Where does the word "content" show up in the records? Copy every line that has it.

» Dataset rows describing interfaces:
-------------------------
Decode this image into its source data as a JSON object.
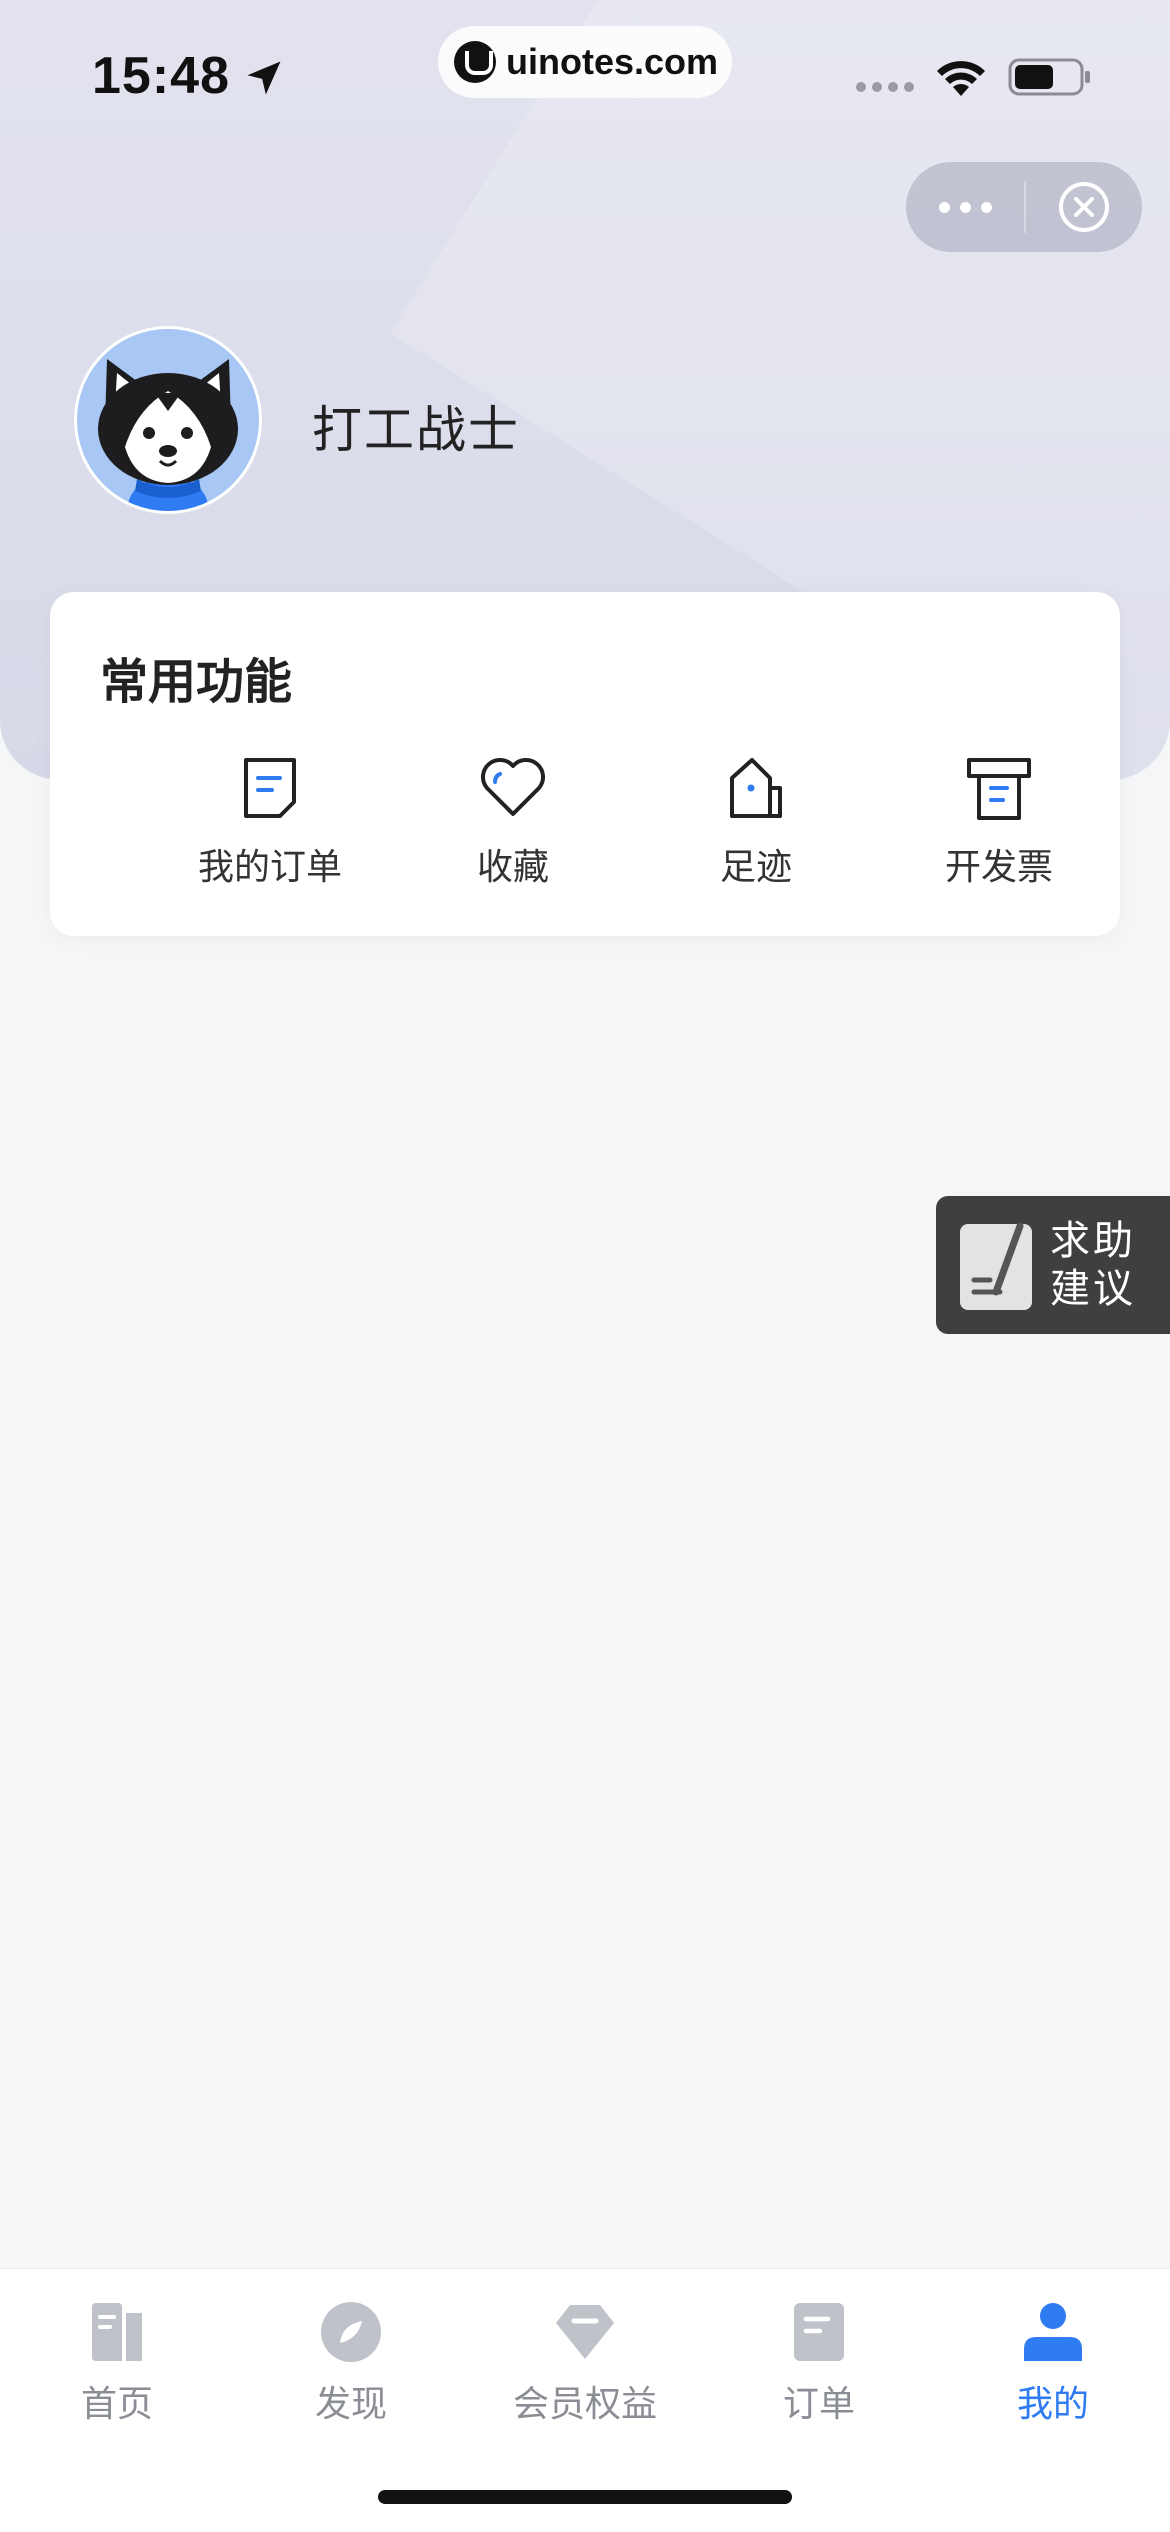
{
  "status_bar": {
    "time": "15:48",
    "url": "uinotes.com",
    "icons": [
      "location-arrow-icon",
      "signal-icon",
      "wifi-icon",
      "battery-icon"
    ]
  },
  "capsule": {
    "more_icon": "more-dots-icon",
    "close_icon": "close-circle-icon"
  },
  "profile": {
    "username": "打工战士",
    "avatar_icon": "husky-avatar"
  },
  "common_functions": {
    "title": "常用功能",
    "items": [
      {
        "label": "我的订单",
        "icon": "order-doc-icon"
      },
      {
        "label": "收藏",
        "icon": "heart-icon"
      },
      {
        "label": "足迹",
        "icon": "footprint-house-icon"
      },
      {
        "label": "开发票",
        "icon": "invoice-printer-icon"
      }
    ]
  },
  "help_float": {
    "line1": "求助",
    "line2": "建议",
    "icon": "feedback-pen-icon"
  },
  "tabbar": {
    "items": [
      {
        "label": "首页",
        "icon": "home-book-icon",
        "active": false
      },
      {
        "label": "发现",
        "icon": "compass-icon",
        "active": false
      },
      {
        "label": "会员权益",
        "icon": "diamond-icon",
        "active": false
      },
      {
        "label": "订单",
        "icon": "order-icon",
        "active": false
      },
      {
        "label": "我的",
        "icon": "user-icon",
        "active": true
      }
    ]
  },
  "colors": {
    "accent": "#2f7bf2",
    "tab_inactive": "#8a8d94",
    "icon_gray": "#bfc2c9",
    "header_bg": "#dcdde9",
    "help_bg": "#3e4040"
  }
}
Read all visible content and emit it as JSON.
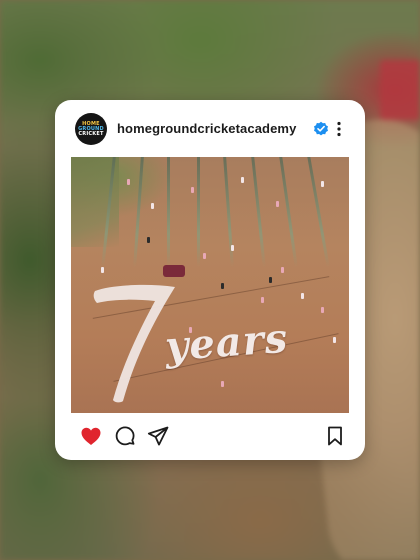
{
  "post": {
    "username": "homegroundcricketacademy",
    "verified": true,
    "image_text": {
      "number": "7",
      "word": "years"
    }
  },
  "avatar_logo": {
    "line1": "HOME",
    "line2": "GROUND",
    "line3": "CRICKET"
  },
  "icons": {
    "like": "heart-icon",
    "comment": "comment-icon",
    "share": "send-icon",
    "save": "bookmark-icon",
    "more": "more-vertical-icon",
    "verified": "verified-badge-icon"
  },
  "colors": {
    "like_red": "#e0252e",
    "verified_blue": "#1d8ff0",
    "card_bg": "#ffffff"
  }
}
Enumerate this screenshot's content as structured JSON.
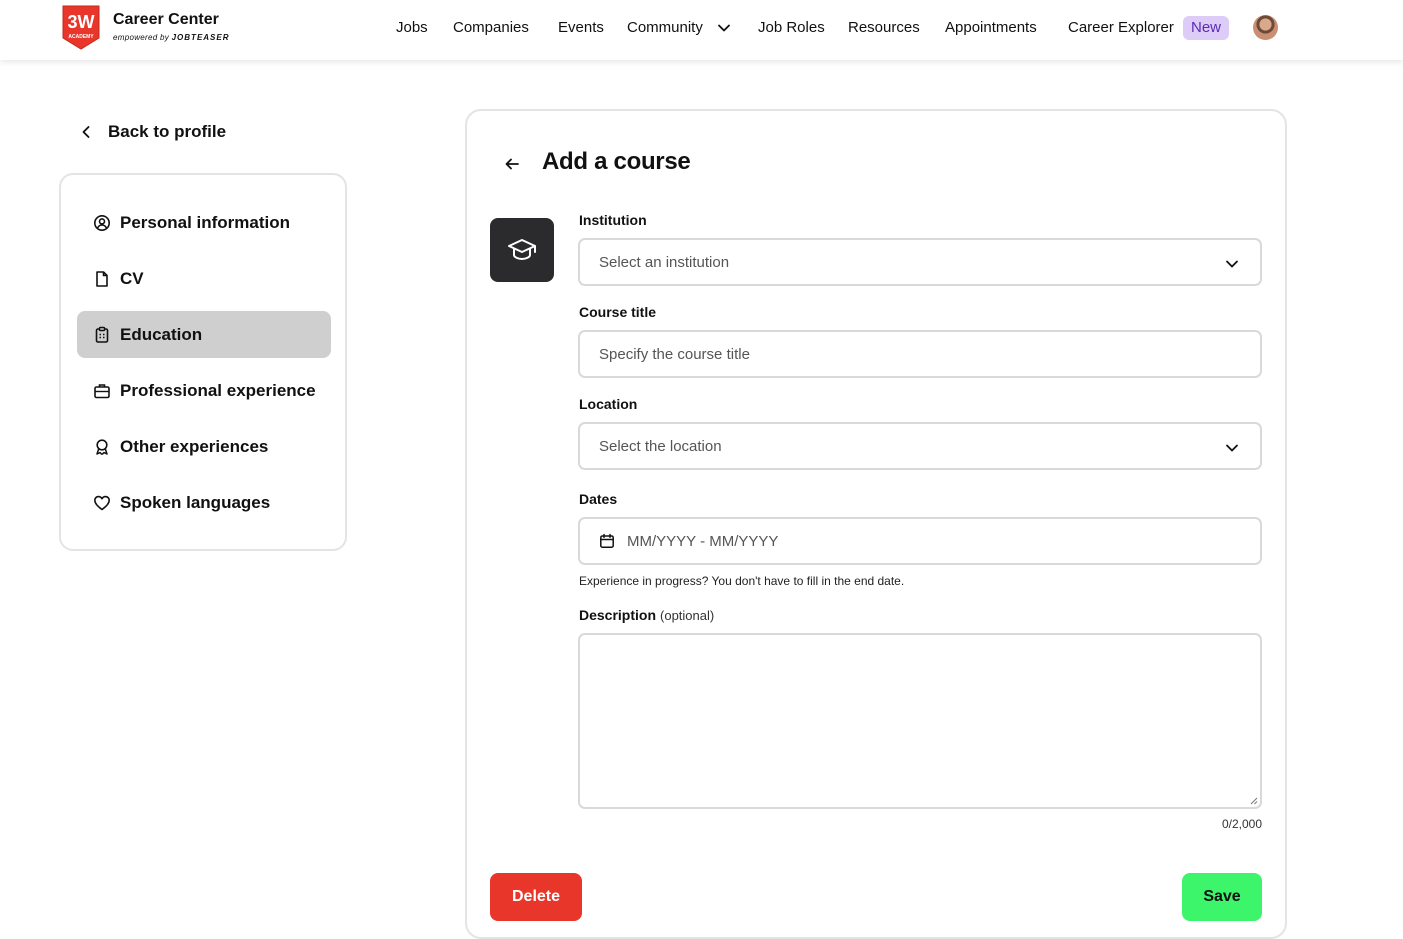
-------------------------
» Solution to the exercise:
Read all visible content and emit it as JSON.
Enumerate this screenshot's content as structured JSON.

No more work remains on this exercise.